[What is expected]: Every entry must be duplicated precisely as written.

[Data shown]:

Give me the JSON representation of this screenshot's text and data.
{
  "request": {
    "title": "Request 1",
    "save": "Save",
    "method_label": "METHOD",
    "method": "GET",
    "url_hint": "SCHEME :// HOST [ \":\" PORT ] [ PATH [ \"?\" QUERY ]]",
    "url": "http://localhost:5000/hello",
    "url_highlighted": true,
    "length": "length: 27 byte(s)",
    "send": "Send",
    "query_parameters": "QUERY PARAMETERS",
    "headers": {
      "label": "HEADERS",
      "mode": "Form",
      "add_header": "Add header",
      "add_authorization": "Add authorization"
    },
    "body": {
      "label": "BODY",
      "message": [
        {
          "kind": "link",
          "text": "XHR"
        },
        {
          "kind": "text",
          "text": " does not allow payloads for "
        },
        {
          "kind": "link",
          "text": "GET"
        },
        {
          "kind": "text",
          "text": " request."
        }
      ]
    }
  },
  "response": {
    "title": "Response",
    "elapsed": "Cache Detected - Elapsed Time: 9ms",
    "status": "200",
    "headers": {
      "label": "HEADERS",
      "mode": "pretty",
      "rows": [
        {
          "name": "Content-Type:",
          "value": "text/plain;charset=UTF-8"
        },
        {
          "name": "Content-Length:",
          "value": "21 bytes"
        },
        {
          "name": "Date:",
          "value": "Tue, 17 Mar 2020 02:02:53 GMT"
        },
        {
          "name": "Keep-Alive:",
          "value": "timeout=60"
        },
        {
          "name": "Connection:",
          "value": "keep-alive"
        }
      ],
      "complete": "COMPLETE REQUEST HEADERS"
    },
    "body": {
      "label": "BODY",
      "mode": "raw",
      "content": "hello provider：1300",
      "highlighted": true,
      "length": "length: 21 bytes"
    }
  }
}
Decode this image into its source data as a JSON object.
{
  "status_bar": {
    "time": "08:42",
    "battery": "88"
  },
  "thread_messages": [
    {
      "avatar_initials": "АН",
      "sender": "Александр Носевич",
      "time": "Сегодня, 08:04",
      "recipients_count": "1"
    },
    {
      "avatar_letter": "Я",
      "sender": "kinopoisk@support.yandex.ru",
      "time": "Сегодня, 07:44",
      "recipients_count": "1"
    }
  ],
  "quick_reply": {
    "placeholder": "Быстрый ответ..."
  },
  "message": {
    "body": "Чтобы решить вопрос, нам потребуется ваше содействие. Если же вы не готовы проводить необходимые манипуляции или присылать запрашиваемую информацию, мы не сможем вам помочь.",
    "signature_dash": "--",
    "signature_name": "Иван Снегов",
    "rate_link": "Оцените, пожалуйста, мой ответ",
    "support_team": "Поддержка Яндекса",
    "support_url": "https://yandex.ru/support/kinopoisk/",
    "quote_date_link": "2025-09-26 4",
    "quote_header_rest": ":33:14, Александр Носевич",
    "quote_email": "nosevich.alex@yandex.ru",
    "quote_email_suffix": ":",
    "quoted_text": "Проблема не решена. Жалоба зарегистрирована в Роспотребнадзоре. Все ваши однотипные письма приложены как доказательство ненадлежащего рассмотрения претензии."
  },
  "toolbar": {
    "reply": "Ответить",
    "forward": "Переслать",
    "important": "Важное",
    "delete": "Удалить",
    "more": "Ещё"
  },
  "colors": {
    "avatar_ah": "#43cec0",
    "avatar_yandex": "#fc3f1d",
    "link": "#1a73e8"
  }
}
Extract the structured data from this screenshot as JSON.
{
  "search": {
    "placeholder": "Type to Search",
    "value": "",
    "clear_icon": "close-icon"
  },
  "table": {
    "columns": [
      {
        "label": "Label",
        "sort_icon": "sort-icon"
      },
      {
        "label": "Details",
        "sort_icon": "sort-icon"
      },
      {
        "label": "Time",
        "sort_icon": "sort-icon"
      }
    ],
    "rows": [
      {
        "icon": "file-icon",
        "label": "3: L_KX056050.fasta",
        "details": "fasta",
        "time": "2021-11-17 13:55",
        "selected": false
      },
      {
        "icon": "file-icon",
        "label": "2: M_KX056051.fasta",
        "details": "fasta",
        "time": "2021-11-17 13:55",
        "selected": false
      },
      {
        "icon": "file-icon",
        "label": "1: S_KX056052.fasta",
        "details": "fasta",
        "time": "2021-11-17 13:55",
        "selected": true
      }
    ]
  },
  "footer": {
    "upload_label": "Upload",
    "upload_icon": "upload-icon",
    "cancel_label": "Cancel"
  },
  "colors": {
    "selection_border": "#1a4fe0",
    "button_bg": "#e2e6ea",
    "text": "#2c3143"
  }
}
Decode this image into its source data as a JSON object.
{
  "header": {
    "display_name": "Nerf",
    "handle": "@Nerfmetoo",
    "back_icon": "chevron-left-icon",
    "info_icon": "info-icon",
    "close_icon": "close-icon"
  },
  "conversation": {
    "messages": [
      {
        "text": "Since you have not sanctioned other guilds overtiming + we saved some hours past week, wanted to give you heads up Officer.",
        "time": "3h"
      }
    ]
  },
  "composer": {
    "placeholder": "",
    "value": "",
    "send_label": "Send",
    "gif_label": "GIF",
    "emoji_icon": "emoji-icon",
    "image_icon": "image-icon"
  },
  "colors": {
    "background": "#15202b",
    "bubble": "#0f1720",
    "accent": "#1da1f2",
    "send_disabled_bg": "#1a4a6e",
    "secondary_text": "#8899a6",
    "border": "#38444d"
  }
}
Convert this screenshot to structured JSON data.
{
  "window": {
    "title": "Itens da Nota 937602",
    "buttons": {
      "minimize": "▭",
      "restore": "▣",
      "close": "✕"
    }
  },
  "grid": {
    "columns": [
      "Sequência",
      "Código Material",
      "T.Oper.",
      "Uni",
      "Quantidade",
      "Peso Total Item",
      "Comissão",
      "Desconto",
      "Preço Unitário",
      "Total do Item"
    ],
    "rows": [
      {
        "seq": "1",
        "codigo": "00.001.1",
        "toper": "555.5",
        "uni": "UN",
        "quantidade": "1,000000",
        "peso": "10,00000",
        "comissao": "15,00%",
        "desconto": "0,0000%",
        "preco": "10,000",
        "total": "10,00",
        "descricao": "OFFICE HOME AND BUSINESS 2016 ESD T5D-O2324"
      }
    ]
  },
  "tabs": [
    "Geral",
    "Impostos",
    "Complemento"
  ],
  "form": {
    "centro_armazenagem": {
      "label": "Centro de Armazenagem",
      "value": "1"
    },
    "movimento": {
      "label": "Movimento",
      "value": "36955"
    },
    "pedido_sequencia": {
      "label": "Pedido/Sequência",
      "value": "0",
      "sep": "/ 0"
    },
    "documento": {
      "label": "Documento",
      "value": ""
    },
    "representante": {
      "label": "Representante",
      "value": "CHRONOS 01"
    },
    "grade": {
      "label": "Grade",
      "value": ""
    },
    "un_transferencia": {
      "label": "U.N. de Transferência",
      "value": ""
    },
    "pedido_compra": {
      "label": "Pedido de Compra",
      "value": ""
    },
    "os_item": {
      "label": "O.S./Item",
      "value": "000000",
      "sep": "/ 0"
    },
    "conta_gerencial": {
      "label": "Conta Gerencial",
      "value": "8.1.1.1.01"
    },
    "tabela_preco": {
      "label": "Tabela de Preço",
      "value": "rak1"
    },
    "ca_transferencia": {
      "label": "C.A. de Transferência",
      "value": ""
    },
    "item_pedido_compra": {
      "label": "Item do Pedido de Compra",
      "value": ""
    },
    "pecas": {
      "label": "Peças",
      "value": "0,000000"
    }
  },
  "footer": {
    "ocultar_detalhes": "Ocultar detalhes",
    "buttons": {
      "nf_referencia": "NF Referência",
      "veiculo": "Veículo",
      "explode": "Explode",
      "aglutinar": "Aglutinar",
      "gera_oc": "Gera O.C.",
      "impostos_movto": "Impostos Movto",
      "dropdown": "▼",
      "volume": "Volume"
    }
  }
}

[Response to the exercise]:
Give me the JSON representation of this screenshot's text and data.
{
  "request": {
    "title": "Request 1",
    "save": "Save",
    "method_label": "METHOD",
    "method": "GET",
    "url_hint": "SCHEME :// HOST [ \":\" PORT ] [ PATH [ \"?\" QUERY ]]",
    "url": "http://localhost:5000/hello",
    "url_highlighted": true,
    "length": "length: 27 byte(s)",
    "send": "Send",
    "query_parameters": "QUERY PARAMETERS",
    "headers": {
      "label": "HEADERS",
      "mode": "Form",
      "add_header": "Add header",
      "add_authorization": "Add authorization"
    },
    "body": {
      "label": "BODY",
      "message": [
        {
          "kind": "link",
          "text": "XHR"
        },
        {
          "kind": "text",
          "text": " does not allow payloads for "
        },
        {
          "kind": "link",
          "text": "GET"
        },
        {
          "kind": "text",
          "text": " request."
        }
      ]
    }
  },
  "response": {
    "title": "Response",
    "elapsed": "Cache Detected - Elapsed Time: 9ms",
    "status": "200",
    "headers": {
      "label": "HEADERS",
      "mode": "pretty",
      "rows": [
        {
          "name": "Content-Type:",
          "value": "text/plain;charset=UTF-8"
        },
        {
          "name": "Content-Length:",
          "value": "21 bytes"
        },
        {
          "name": "Date:",
          "value": "Tue, 17 Mar 2020 02:02:53 GMT"
        },
        {
          "name": "Keep-Alive:",
          "value": "timeout=60"
        },
        {
          "name": "Connection:",
          "value": "keep-alive"
        }
      ],
      "complete": "COMPLETE REQUEST HEADERS"
    },
    "body": {
      "label": "BODY",
      "mode": "raw",
      "content": "hello provider：1300",
      "highlighted": true,
      "length": "length: 21 bytes"
    }
  }
}
Decode this image into its source data as a JSON object.
{
  "status_bar": {
    "time": "08:42",
    "battery": "88"
  },
  "thread_messages": [
    {
      "avatar_initials": "АН",
      "sender": "Александр Носевич",
      "time": "Сегодня, 08:04",
      "recipients_count": "1"
    },
    {
      "avatar_letter": "Я",
      "sender": "kinopoisk@support.yandex.ru",
      "time": "Сегодня, 07:44",
      "recipients_count": "1"
    }
  ],
  "quick_reply": {
    "placeholder": "Быстрый ответ..."
  },
  "message": {
    "body": "Чтобы решить вопрос, нам потребуется ваше содействие. Если же вы не готовы проводить необходимые манипуляции или присылать запрашиваемую информацию, мы не сможем вам помочь.",
    "signature_dash": "--",
    "signature_name": "Иван Снегов",
    "rate_link": "Оцените, пожалуйста, мой ответ",
    "support_team": "Поддержка Яндекса",
    "support_url": "https://yandex.ru/support/kinopoisk/",
    "quote_date_link": "2025-09-26 4",
    "quote_header_rest": ":33:14, Александр Носевич",
    "quote_email": "nosevich.alex@yandex.ru",
    "quote_email_suffix": ":",
    "quoted_text": "Проблема не решена. Жалоба зарегистрирована в Роспотребнадзоре. Все ваши однотипные письма приложены как доказательство ненадлежащего рассмотрения претензии."
  },
  "toolbar": {
    "reply": "Ответить",
    "forward": "Переслать",
    "important": "Важное",
    "delete": "Удалить",
    "more": "Ещё"
  },
  "colors": {
    "avatar_ah": "#43cec0",
    "avatar_yandex": "#fc3f1d",
    "link": "#1a73e8"
  }
}
Extract the structured data from this screenshot as JSON.
{
  "search": {
    "placeholder": "Type to Search",
    "value": "",
    "clear_icon": "close-icon"
  },
  "table": {
    "columns": [
      {
        "label": "Label",
        "sort_icon": "sort-icon"
      },
      {
        "label": "Details",
        "sort_icon": "sort-icon"
      },
      {
        "label": "Time",
        "sort_icon": "sort-icon"
      }
    ],
    "rows": [
      {
        "icon": "file-icon",
        "label": "3: L_KX056050.fasta",
        "details": "fasta",
        "time": "2021-11-17 13:55",
        "selected": false
      },
      {
        "icon": "file-icon",
        "label": "2: M_KX056051.fasta",
        "details": "fasta",
        "time": "2021-11-17 13:55",
        "selected": false
      },
      {
        "icon": "file-icon",
        "label": "1: S_KX056052.fasta",
        "details": "fasta",
        "time": "2021-11-17 13:55",
        "selected": true
      }
    ]
  },
  "footer": {
    "upload_label": "Upload",
    "upload_icon": "upload-icon",
    "cancel_label": "Cancel"
  },
  "colors": {
    "selection_border": "#1a4fe0",
    "button_bg": "#e2e6ea",
    "text": "#2c3143"
  }
}
Decode this image into its source data as a JSON object.
{
  "header": {
    "display_name": "Nerf",
    "handle": "@Nerfmetoo",
    "back_icon": "chevron-left-icon",
    "info_icon": "info-icon",
    "close_icon": "close-icon"
  },
  "conversation": {
    "messages": [
      {
        "text": "Since you have not sanctioned other guilds overtiming + we saved some hours past week, wanted to give you heads up Officer.",
        "time": "3h"
      }
    ]
  },
  "composer": {
    "placeholder": "",
    "value": "",
    "send_label": "Send",
    "gif_label": "GIF",
    "emoji_icon": "emoji-icon",
    "image_icon": "image-icon"
  },
  "colors": {
    "background": "#15202b",
    "bubble": "#0f1720",
    "accent": "#1da1f2",
    "send_disabled_bg": "#1a4a6e",
    "secondary_text": "#8899a6",
    "border": "#38444d"
  }
}
Convert this screenshot to structured JSON data.
{
  "window": {
    "title": "Itens da Nota 937602",
    "buttons": {
      "minimize": "▭",
      "restore": "▣",
      "close": "✕"
    }
  },
  "grid": {
    "columns": [
      "Sequência",
      "Código Material",
      "T.Oper.",
      "Uni",
      "Quantidade",
      "Peso Total Item",
      "Comissão",
      "Desconto",
      "Preço Unitário",
      "Total do Item"
    ],
    "rows": [
      {
        "seq": "1",
        "codigo": "00.001.1",
        "toper": "555.5",
        "uni": "UN",
        "quantidade": "1,000000",
        "peso": "10,00000",
        "comissao": "15,00%",
        "desconto": "0,0000%",
        "preco": "10,000",
        "total": "10,00",
        "descricao": "OFFICE HOME AND BUSINESS 2016 ESD T5D-O2324"
      }
    ]
  },
  "tabs": [
    "Geral",
    "Impostos",
    "Complemento"
  ],
  "form": {
    "centro_armazenagem": {
      "label": "Centro de Armazenagem",
      "value": "1"
    },
    "movimento": {
      "label": "Movimento",
      "value": "36955"
    },
    "pedido_sequencia": {
      "label": "Pedido/Sequência",
      "value": "0",
      "sep": "/ 0"
    },
    "documento": {
      "label": "Documento",
      "value": ""
    },
    "representante": {
      "label": "Representante",
      "value": "CHRONOS 01"
    },
    "grade": {
      "label": "Grade",
      "value": ""
    },
    "un_transferencia": {
      "label": "U.N. de Transferência",
      "value": ""
    },
    "pedido_compra": {
      "label": "Pedido de Compra",
      "value": ""
    },
    "os_item": {
      "label": "O.S./Item",
      "value": "000000",
      "sep": "/ 0"
    },
    "conta_gerencial": {
      "label": "Conta Gerencial",
      "value": "8.1.1.1.01"
    },
    "tabela_preco": {
      "label": "Tabela de Preço",
      "value": "rak1"
    },
    "ca_transferencia": {
      "label": "C.A. de Transferência",
      "value": ""
    },
    "item_pedido_compra": {
      "label": "Item do Pedido de Compra",
      "value": ""
    },
    "pecas": {
      "label": "Peças",
      "value": "0,000000"
    }
  },
  "footer": {
    "ocultar_detalhes": "Ocultar detalhes",
    "buttons": {
      "nf_referencia": "NF Referência",
      "veiculo": "Veículo",
      "explode": "Explode",
      "aglutinar": "Aglutinar",
      "gera_oc": "Gera O.C.",
      "impostos_movto": "Impostos Movto",
      "dropdown": "▼",
      "volume": "Volume"
    }
  }
}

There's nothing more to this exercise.